Preliminary assessment of the pottery shows no material earlier than the second quarter of the fourth century or later than the mid-fourth century BC. While some vessels find parallels in Robinson’s publication, the range of medium and coarse shapes is wider, and the majority of finewares were probably produced locally (Robinson held that the majority of his fineware finds were Attic). The vast majority of amphorae were probably also relatively local, with few imports even from Thasos. These suggestions will be further tested via a programme of fabric analysis in collaboration with the Fitch Laboratory.
The project’s 7km2 study area covers the ancient city site and its immediate hinterland. A field survey was conducted with the twin aims of gaining a better understanding of the functional and chronological distribution of artefacts over the North Hill, South Hill, and Eastern Slope (including definition of the eastern boundary of the Classical city), and of exploring systematically the immediate hinterland to assess the roles which it played in antiquity. On the North Hill, a surface collection was made in 30x30m grid squares prior to excavation.
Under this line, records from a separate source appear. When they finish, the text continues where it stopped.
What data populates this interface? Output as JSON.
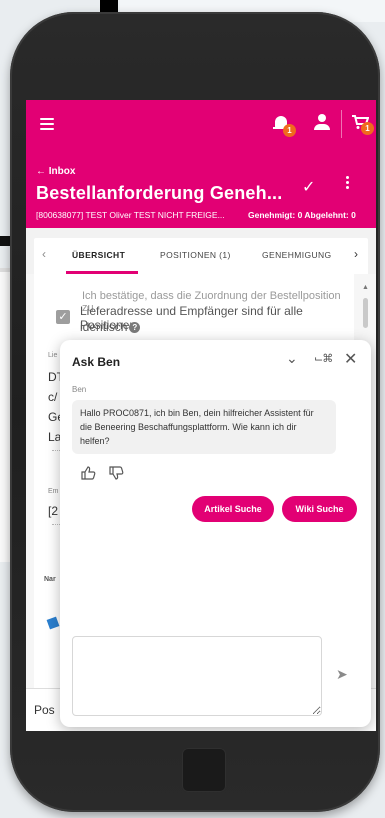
{
  "app_bar": {
    "menu_icon": "hamburger-icon",
    "notifications_count": "1",
    "cart_count": "1"
  },
  "header": {
    "back_label": "← Inbox",
    "title": "Bestellanforderung Geneh...",
    "subline": "[800638077] TEST Oliver TEST NICHT FREIGE...",
    "approval_status": "Genehmigt: 0 Abgelehnt: 0"
  },
  "tabs": {
    "items": [
      "ÜBERSICHT",
      "POSITIONEN (1)",
      "GENEHMIGUNG"
    ],
    "active_index": 0
  },
  "background": {
    "faded_line": "Ich bestätige, dass die Zuordnung der Bestellposition zu",
    "checkbox_label_1": "Lieferadresse und Empfänger sind für alle Positionen",
    "checkbox_label_2": "identisch",
    "fragments": [
      "Lie",
      "DT",
      "c/",
      "Ge",
      "La",
      "Em",
      "[2",
      "Nar",
      "Pos"
    ]
  },
  "chat": {
    "title": "Ask Ben",
    "sender": "Ben",
    "message": "Hallo PROC0871, ich bin Ben, dein hilfreicher Assistent für die Beneering Beschaffungsplattform. Wie kann ich dir helfen?",
    "suggestions": [
      "Artikel Suche",
      "Wiki Suche"
    ],
    "input_placeholder": ""
  },
  "colors": {
    "brand": "#e20074",
    "badge": "#f06a1d"
  }
}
Random sampling combined with total collection and grab sampling of diagnostic artefacts provided artefact density figures for a select portion of each grid square plus information about chronology and function for the area as a whole. In the hinterland, field walking covered an area of 0.5km2 to the east of the South Hill. An uncultivated mound (approximately 40x40m) contained several large rock piles: a fourth-century BC date is indicated by the surface pottery. Close to the East Spur Hill (as defined by Robinson), an in situ pithos was found sheared off by mechanized agricultural equipment. A third feature of the landscape was the presence of artefacts mainly at higher (rather than lower) elevations. Whether this is due to alluvial or colluvial activity, to modern agriculture, or to cultural factors in antiquity remains to be ascertained.
Unpublished field report, British School at Athens.
Date of creation